From the nineteenth century to the present day, Russia's imperial ambitions in the Caucasus have led to conflict in this region, which lies on the border of Europe and Asia, mainly between the Black and the Caspian Seas. It is one of the most diverse regions on Earth both linguistically and culturally, with a wealth of indigenous populations. Independent countries in the region include Georgia, Armenia, and Azerbaijan; the rest of the region is divided into autonomous regions of the Russian Federation, such as Dagestan, Chechnya, Ingushetia, and North Ossetia.
The region has been contested throughout history as Russia sought to control and expand her borders. Clashes between Iran, the Ottoman Empire and Russia were often fought in the Caucasus, and the local population continue to fight against Russian domination to this day. From 1817-1864 Russia slowly conquered the region, although it has never been completely subdued, as recent events show.
Tolstoy and his brother Nikolai both took part in this war. His novella Hadji Murat is about one of the most famous rebel leaders involved in it. Mikhail Lermontov also fought in the same conflict, and wrote about it in his novel A Hero of Our Time, a work Tolstoy strongly disliked and is here subtly undermining. Alexander Pushkin was exiled to this region, which inspired his writing, although he did not fight. As a result of the literature born from this conflict, the region acquired a sort of exotic glamour for Russians living safely out of harm's way in Moscow and St Petersburg. The inhabitants of the Caucasus were seen as being exotic, romantic savages with strange customs and costumes that could be admired even while they were being crushed. This was a part of the wider European fashion for Orientalism, the fascination with the 'exotic' East. Veterans of the war, such Dolokhov in this scene, would return from the front line imbued with second-hand glamour from their contact with the rebels. Dolokhov is maximising this appearance by wearing 'Persian' clothes, just as the English poet Lord Byron does in his famous 'Albanian' portrait by Thomas Phillips.

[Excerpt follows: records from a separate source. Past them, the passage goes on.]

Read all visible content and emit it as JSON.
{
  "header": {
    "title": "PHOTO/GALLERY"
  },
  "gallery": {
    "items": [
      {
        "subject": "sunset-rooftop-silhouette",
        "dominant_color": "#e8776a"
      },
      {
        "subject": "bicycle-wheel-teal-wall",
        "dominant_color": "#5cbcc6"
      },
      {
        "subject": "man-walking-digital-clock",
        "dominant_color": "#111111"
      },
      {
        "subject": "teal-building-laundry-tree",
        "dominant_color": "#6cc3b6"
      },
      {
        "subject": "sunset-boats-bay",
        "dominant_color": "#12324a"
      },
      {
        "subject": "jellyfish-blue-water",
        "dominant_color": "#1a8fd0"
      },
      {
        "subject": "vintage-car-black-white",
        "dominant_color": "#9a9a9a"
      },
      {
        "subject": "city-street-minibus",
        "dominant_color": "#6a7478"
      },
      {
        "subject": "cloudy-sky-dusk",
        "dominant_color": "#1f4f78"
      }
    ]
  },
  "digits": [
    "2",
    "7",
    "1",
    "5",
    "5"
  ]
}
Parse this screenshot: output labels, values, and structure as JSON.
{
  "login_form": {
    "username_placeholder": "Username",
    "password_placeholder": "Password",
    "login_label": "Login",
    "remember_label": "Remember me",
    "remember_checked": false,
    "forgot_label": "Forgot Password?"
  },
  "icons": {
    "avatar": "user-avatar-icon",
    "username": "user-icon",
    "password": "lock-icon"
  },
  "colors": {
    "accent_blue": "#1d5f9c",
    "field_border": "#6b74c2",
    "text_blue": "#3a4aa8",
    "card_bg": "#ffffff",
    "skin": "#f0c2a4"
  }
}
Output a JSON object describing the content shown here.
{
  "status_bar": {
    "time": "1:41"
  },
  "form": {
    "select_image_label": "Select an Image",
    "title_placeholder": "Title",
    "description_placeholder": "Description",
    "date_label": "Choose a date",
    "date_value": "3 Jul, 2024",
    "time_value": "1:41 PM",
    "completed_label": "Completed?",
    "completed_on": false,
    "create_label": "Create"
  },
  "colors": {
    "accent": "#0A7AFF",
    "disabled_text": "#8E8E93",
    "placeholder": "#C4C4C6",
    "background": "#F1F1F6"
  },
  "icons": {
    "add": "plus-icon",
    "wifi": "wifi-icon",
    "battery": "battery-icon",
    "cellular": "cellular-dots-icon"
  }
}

The Patriarch's Ponds area of Moscow now only has one pond, although it is thought to have once had three.
Originally a swamp known as Goat's Marsh, the area acquired its present character after the Great Fire of 1812, when much of the city was rebuilt.
The 20th century writer Mikhail Bulgakov lived in Patriarch's Ponds, which appears at the beginning of his most famous novel, The Master and Margarita.
The Island of Elba lies in the Mediterranean sea near the coast of Italy. It was Napoleon's first place of exile, following his first defeat after the invasion of Russia. He spent less than a year on the island before raising an army and escaping back to France, determined to re-establish himself.